TASK TO CARRY OUT
Gather each line of the records where "icon" appears.

[Page and application data records]
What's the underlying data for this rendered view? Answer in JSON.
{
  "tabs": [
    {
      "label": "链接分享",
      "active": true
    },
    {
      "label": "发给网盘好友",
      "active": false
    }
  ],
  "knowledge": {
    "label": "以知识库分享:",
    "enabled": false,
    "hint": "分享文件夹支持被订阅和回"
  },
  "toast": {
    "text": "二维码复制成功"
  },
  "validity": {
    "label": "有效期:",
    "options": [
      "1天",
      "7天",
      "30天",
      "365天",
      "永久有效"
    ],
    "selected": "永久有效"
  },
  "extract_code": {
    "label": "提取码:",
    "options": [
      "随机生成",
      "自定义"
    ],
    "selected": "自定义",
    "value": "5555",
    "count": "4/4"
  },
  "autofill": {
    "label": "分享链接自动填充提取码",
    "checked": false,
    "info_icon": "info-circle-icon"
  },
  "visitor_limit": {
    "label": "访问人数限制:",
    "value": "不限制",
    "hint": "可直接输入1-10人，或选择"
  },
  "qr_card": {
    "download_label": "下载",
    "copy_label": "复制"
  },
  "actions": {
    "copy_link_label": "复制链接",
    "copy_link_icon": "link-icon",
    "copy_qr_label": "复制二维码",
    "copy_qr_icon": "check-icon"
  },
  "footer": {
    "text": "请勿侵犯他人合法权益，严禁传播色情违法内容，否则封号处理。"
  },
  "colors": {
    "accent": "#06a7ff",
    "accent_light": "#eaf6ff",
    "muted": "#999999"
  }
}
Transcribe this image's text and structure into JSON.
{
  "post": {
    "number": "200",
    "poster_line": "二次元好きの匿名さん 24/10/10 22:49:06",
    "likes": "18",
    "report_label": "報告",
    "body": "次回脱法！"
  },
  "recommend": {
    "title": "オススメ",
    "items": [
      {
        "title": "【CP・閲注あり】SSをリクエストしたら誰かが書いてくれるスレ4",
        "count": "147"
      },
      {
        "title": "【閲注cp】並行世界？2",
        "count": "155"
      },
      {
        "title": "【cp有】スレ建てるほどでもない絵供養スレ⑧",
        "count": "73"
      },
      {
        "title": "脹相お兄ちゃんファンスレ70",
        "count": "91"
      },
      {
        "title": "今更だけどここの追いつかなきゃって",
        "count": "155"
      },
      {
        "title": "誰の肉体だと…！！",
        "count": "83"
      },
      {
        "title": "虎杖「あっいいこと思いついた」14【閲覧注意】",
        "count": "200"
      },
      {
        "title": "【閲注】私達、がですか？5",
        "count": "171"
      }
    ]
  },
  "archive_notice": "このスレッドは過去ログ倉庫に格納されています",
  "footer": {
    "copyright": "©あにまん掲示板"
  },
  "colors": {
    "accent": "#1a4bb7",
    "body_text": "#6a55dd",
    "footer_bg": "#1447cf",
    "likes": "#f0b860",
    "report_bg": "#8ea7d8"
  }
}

WRITTEN ANSWER
    "info_icon": "info-circle-icon"
    "copy_link_icon": "link-icon",
    "copy_qr_icon": "check-icon"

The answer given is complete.